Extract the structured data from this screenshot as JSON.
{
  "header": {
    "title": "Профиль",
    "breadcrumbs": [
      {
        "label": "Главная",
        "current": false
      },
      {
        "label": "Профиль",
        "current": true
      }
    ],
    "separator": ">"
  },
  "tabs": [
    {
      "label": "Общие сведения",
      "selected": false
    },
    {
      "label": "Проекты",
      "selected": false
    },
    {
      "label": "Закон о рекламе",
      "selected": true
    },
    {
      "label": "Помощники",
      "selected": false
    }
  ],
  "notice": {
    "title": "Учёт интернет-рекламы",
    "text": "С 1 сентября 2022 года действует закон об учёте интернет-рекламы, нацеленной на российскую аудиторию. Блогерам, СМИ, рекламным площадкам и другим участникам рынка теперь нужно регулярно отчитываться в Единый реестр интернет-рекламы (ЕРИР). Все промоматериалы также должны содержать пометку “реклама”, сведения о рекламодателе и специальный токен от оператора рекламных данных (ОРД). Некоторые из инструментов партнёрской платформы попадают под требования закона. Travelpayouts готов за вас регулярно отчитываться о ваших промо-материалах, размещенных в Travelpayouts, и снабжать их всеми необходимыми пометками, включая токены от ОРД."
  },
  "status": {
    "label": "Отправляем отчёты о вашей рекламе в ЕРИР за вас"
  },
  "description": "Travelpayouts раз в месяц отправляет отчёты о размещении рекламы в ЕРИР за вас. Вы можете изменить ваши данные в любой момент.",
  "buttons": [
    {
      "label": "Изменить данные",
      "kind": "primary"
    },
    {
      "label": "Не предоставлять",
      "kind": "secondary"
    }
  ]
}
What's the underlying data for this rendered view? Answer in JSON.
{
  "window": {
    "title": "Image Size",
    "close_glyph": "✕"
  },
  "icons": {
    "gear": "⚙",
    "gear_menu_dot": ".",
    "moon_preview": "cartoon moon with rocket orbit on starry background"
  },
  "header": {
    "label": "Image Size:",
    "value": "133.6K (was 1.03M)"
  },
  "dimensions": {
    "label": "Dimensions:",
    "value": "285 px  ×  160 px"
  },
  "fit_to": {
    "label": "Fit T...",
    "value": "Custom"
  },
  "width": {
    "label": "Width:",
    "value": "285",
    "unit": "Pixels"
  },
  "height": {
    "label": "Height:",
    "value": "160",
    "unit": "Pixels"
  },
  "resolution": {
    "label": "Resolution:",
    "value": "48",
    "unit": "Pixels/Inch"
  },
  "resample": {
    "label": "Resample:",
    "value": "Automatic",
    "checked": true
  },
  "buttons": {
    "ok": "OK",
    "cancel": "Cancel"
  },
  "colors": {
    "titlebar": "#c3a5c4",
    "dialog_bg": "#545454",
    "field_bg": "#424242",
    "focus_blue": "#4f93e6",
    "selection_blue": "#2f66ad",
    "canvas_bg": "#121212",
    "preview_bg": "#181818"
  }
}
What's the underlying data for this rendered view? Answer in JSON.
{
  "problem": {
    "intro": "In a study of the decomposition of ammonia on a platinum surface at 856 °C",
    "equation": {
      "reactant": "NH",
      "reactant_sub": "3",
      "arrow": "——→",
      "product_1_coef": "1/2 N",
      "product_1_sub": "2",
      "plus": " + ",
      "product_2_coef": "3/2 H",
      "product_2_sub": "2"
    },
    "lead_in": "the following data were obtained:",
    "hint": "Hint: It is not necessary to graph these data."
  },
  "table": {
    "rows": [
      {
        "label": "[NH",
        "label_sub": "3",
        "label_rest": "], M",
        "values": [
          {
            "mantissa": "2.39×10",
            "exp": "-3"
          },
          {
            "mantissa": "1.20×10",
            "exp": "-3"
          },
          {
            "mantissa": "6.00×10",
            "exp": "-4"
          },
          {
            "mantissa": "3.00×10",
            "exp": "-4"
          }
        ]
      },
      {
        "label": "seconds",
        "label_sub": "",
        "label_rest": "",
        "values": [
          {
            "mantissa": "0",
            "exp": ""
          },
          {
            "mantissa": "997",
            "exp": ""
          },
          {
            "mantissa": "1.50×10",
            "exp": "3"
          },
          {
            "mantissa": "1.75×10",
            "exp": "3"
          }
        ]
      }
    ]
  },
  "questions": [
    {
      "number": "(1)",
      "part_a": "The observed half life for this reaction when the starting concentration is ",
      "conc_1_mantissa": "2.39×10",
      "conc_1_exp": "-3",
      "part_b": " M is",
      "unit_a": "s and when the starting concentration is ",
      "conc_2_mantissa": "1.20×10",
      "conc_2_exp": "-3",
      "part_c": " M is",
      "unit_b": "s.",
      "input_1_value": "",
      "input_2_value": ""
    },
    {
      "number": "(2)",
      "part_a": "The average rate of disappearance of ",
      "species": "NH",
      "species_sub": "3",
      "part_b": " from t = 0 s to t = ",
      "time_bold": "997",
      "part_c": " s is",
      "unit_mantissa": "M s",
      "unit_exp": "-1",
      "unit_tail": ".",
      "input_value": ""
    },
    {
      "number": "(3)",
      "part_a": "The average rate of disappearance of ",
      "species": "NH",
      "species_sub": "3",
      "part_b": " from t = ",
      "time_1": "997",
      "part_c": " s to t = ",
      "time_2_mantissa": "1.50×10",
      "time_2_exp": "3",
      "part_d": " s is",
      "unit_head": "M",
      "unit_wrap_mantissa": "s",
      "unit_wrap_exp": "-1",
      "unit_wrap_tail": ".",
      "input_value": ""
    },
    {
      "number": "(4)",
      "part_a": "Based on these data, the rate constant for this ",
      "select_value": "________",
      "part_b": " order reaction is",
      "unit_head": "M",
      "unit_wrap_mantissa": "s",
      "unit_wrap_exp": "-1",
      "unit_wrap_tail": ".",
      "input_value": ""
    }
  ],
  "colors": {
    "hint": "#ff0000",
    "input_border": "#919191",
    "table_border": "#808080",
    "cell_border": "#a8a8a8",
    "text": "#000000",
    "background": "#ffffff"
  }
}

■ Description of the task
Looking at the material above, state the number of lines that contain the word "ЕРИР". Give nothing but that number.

■ Output of the exercise
3